▸ **TASK STATEMENT**:
Word for word, repeat each line of the listing below.

────────────────────

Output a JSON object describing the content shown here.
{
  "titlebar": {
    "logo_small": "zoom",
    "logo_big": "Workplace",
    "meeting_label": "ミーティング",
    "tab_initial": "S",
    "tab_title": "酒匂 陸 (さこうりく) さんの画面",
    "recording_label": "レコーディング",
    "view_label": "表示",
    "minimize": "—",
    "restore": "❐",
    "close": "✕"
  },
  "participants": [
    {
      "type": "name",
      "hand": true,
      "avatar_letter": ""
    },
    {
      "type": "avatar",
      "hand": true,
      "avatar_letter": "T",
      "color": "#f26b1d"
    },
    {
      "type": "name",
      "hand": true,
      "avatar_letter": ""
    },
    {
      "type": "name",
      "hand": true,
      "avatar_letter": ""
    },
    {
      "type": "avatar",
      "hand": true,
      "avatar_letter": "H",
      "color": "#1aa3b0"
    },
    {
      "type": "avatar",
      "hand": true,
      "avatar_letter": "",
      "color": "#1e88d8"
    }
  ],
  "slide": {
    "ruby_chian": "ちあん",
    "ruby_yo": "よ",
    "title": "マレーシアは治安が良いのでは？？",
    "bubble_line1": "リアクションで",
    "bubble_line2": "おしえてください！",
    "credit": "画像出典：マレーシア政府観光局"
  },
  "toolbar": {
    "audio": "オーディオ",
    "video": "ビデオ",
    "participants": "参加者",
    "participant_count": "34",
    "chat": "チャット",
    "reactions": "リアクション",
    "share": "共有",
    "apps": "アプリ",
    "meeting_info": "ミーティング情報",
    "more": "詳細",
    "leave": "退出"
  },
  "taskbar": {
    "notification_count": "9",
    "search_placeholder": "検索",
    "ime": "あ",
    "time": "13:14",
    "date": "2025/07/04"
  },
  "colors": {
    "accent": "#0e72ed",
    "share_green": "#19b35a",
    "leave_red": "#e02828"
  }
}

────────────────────

▸ **OUTPUT OF THE TASK**:
Output a JSON object describing the content shown here.
{
  "titlebar": {
    "logo_small": "zoom",
    "logo_big": "Workplace",
    "meeting_label": "ミーティング",
    "tab_initial": "S",
    "tab_title": "酒匂 陸 (さこうりく) さんの画面",
    "recording_label": "レコーディング",
    "view_label": "表示",
    "minimize": "—",
    "restore": "❐",
    "close": "✕"
  },
  "participants": [
    {
      "type": "name",
      "hand": true,
      "avatar_letter": ""
    },
    {
      "type": "avatar",
      "hand": true,
      "avatar_letter": "T",
      "color": "#f26b1d"
    },
    {
      "type": "name",
      "hand": true,
      "avatar_letter": ""
    },
    {
      "type": "name",
      "hand": true,
      "avatar_letter": ""
    },
    {
      "type": "avatar",
      "hand": true,
      "avatar_letter": "H",
      "color": "#1aa3b0"
    },
    {
      "type": "avatar",
      "hand": true,
      "avatar_letter": "",
      "color": "#1e88d8"
    }
  ],
  "slide": {
    "ruby_chian": "ちあん",
    "ruby_yo": "よ",
    "title": "マレーシアは治安が良いのでは？？",
    "bubble_line1": "リアクションで",
    "bubble_line2": "おしえてください！",
    "credit": "画像出典：マレーシア政府観光局"
  },
  "toolbar": {
    "audio": "オーディオ",
    "video": "ビデオ",
    "participants": "参加者",
    "participant_count": "34",
    "chat": "チャット",
    "reactions": "リアクション",
    "share": "共有",
    "apps": "アプリ",
    "meeting_info": "ミーティング情報",
    "more": "詳細",
    "leave": "退出"
  },
  "taskbar": {
    "notification_count": "9",
    "search_placeholder": "検索",
    "ime": "あ",
    "time": "13:14",
    "date": "2025/07/04"
  },
  "colors": {
    "accent": "#0e72ed",
    "share_green": "#19b35a",
    "leave_red": "#e02828"
  }
}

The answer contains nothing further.